Clean sweaters less often to save wear and tear
King Features Syndicate Dec. 10, 2005 12:00 AM
Dear Readers: You don't need to wash sweaters after every wearing. In fact, they'll look better and last longer if you clean them only when they are really dirty. Here are cleaning hints:
Check the labels. If the sweater is not made of rayon or silk, chances are, the sweater can be hand-washed. Use a mild soap and cold water.
After rinsing, roll the sweater in a towel and gently push on it to squeeze out the excess water, and then lay the sweater flat to dry. Don't wring it out or hang it up - these methods will stretch a sweater out of shape.
Mohair- or angora-fiber sweaters can be popped in the freezer while still damp for 20 minutes or so to restore their fluffiness. No matter what the fiber, do not iron the sweater, if possible. If you must, try using a steam iron on the reverse side to steam out wrinkles.
Dear Heloise: We have limited space in our home. When I start to sort clothes for a cruise or trip, I utilize our spare bathroom by putting an extra shower-curtain rod across the tub area, and I hang all of the clothes there. It is easy to see what is hanging there.
- Jeanne Rogozenski, via e-mail
Dear Heloise: I purchased a set of vertical blinds, and the slats were fabric-looking vinyl. My daughter installed the hardware, and when she put the slats into the holders, the slats clung together from static. She asked me for a fabric-softener dryer sheet and ran it down the front and up the back of each slat - no more static cling. The vertical blinds now hang properly.
- Colleen Wheeler, Indianapolis

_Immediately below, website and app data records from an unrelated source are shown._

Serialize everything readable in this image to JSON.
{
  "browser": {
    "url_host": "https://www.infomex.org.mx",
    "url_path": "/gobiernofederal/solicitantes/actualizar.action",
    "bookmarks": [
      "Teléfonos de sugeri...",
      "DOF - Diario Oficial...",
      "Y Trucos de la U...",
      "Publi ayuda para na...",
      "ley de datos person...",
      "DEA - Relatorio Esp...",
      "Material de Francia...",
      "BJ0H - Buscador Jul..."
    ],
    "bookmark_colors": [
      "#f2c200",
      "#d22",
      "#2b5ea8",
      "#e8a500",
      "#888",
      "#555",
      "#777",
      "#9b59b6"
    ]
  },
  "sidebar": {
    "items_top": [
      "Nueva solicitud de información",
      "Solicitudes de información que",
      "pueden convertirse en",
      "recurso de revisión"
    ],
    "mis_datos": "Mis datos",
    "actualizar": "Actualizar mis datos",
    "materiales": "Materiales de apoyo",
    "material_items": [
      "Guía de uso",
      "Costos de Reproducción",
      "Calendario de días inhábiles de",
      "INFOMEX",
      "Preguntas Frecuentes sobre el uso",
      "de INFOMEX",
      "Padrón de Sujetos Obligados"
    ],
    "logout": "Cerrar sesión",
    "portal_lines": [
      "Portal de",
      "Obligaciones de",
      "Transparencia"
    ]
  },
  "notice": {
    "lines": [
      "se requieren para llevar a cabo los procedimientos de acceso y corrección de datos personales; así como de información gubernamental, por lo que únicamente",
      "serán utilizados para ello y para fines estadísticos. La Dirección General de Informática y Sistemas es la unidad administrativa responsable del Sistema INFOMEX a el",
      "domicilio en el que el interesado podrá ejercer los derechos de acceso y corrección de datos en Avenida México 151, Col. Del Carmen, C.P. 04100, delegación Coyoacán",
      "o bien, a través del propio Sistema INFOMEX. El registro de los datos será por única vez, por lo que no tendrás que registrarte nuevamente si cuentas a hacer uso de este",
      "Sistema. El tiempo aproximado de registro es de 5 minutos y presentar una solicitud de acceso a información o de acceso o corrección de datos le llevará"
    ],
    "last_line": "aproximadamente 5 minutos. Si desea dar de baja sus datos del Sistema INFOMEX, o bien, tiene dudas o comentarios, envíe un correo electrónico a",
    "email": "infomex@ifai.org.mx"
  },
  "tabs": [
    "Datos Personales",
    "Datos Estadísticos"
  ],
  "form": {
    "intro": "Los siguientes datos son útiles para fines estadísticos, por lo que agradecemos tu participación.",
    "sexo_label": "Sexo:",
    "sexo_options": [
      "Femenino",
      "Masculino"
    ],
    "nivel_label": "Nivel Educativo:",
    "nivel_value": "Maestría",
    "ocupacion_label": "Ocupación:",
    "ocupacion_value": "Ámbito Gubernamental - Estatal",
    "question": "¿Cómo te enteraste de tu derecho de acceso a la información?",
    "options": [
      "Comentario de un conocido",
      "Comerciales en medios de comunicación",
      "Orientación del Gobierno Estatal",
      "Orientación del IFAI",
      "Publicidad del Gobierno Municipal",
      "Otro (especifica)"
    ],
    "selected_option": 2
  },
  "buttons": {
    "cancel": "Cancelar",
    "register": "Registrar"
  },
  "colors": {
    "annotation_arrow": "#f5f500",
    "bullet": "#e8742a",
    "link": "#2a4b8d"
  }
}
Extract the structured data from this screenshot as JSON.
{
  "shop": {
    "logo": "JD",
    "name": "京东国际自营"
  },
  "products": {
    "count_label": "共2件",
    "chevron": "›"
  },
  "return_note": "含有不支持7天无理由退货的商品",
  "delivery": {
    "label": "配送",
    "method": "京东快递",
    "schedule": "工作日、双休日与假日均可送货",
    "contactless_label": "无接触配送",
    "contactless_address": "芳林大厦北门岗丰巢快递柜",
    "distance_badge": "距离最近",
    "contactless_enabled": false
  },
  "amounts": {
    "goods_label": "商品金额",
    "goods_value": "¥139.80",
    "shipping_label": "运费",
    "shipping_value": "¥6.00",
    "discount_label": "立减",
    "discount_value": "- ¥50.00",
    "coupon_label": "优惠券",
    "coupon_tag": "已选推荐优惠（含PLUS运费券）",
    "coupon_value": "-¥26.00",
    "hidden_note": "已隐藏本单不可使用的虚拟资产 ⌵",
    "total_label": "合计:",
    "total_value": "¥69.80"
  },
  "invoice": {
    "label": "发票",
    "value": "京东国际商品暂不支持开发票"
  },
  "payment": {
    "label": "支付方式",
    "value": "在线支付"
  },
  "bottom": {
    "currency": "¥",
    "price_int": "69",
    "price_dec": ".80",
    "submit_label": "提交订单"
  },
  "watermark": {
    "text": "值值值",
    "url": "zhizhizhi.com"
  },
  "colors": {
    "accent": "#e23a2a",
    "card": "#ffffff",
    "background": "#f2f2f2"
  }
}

Dear Heloise: I have arthritis in my neck and need a brace when leaning back to take a nap in the recliner. My head was always "falling off" to one side, so I devised an effective and inexpensive brace.
I took a cotton tube sock, filled it with dried lentils, secured the open end, and now can rest quite well, with no more "broken neck."
Popcorn kernels, dried beans, etc., would do just as well, and one can adjust the firmness by using more or less filler.
- A reader in Lubbock, Texas
Dear Heloise: I've discovered that scrubbing hard vegetables, such as potatoes and carrots, with a nylon-net scrubber before cooking works better than scraping them with a knife or peeler. The scrubber removes less of the peel and leaves more nutrients.
- P.C., in South Carolina
Dear Heloise: To protect porcelain sinks from scratches and dishes from breakage, I use a waffle-weave shelf liner. It comes in a roll and can be cut to the size of your sink.
Also, you can cut out a section to provide easy access to the drain.
- Irene, from Texas
Dear Heloise: When I clean my automatic-drip coffeepot with vinegar, I save the vinegar and rinse water and pour them into my outdoor city trash container to help eliminate odor. I let the liquid sit a while and then turn over the container to pour the liquid out.
- Joyce McCasland, Little Rock
Dear Heloise: When I rinse grapes, cherry tomatoes, etc., I use a plastic container with holes in it that other fruit came in, and I don't have to pull out the colander.
- K.M., in San Antonio
Send a great hint to: Heloise, P.O. Box 795000, San Antonio, TX 78279. Or fax your question to 1-(210)-HELOISE (435-6473).